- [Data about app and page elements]
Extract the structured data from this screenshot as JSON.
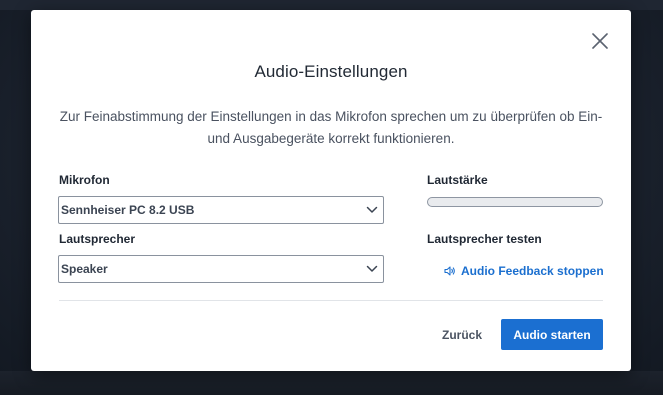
{
  "dialog": {
    "title": "Audio-Einstellungen",
    "description": "Zur Feinabstimmung der Einstellungen in das Mikrofon sprechen um zu überprüfen ob Ein- und Ausgabegeräte korrekt funktionieren.",
    "close_icon": "close-icon"
  },
  "microphone": {
    "label": "Mikrofon",
    "selected": "Sennheiser PC 8.2 USB"
  },
  "speaker": {
    "label": "Lautsprecher",
    "selected": "Speaker"
  },
  "volume": {
    "label": "Lautstärke",
    "level": 0
  },
  "speaker_test": {
    "label": "Lautsprecher testen",
    "link_text": "Audio Feedback stoppen",
    "icon": "speaker-icon"
  },
  "footer": {
    "back_label": "Zurück",
    "start_label": "Audio starten"
  },
  "colors": {
    "accent": "#1b6fd1",
    "link": "#1b6fcf",
    "text": "#222a35"
  }
}
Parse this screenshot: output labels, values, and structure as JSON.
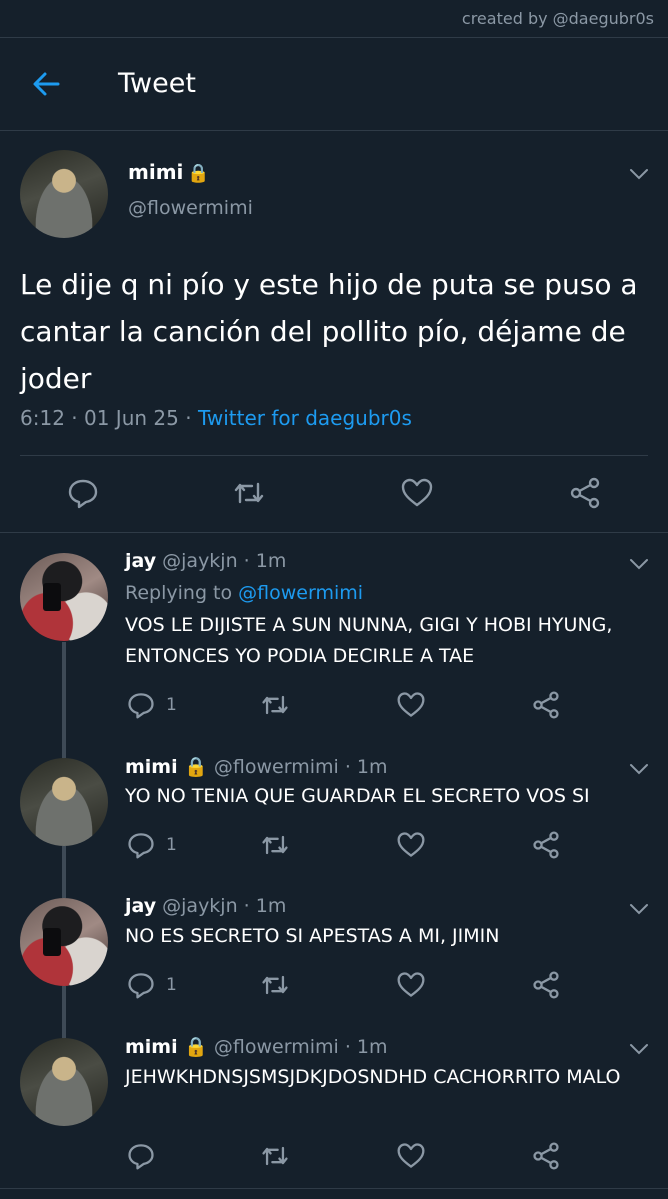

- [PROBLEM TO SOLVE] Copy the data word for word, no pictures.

- [OUTPUT OF THE EXERCISE]
Extract the structured data from this screenshot as JSON.
{
  "dialog": {
    "title": "Audio-Einstellungen",
    "description": "Zur Feinabstimmung der Einstellungen in das Mikrofon sprechen um zu überprüfen ob Ein- und Ausgabegeräte korrekt funktionieren.",
    "close_icon": "close-icon"
  },
  "microphone": {
    "label": "Mikrofon",
    "selected": "Sennheiser PC 8.2 USB"
  },
  "speaker": {
    "label": "Lautsprecher",
    "selected": "Speaker"
  },
  "volume": {
    "label": "Lautstärke",
    "level": 0
  },
  "speaker_test": {
    "label": "Lautsprecher testen",
    "link_text": "Audio Feedback stoppen",
    "icon": "speaker-icon"
  },
  "footer": {
    "back_label": "Zurück",
    "start_label": "Audio starten"
  },
  "colors": {
    "accent": "#1b6fd1",
    "link": "#1b6fcf",
    "text": "#222a35"
  }
}
Parse this screenshot: output labels, values, and structure as JSON.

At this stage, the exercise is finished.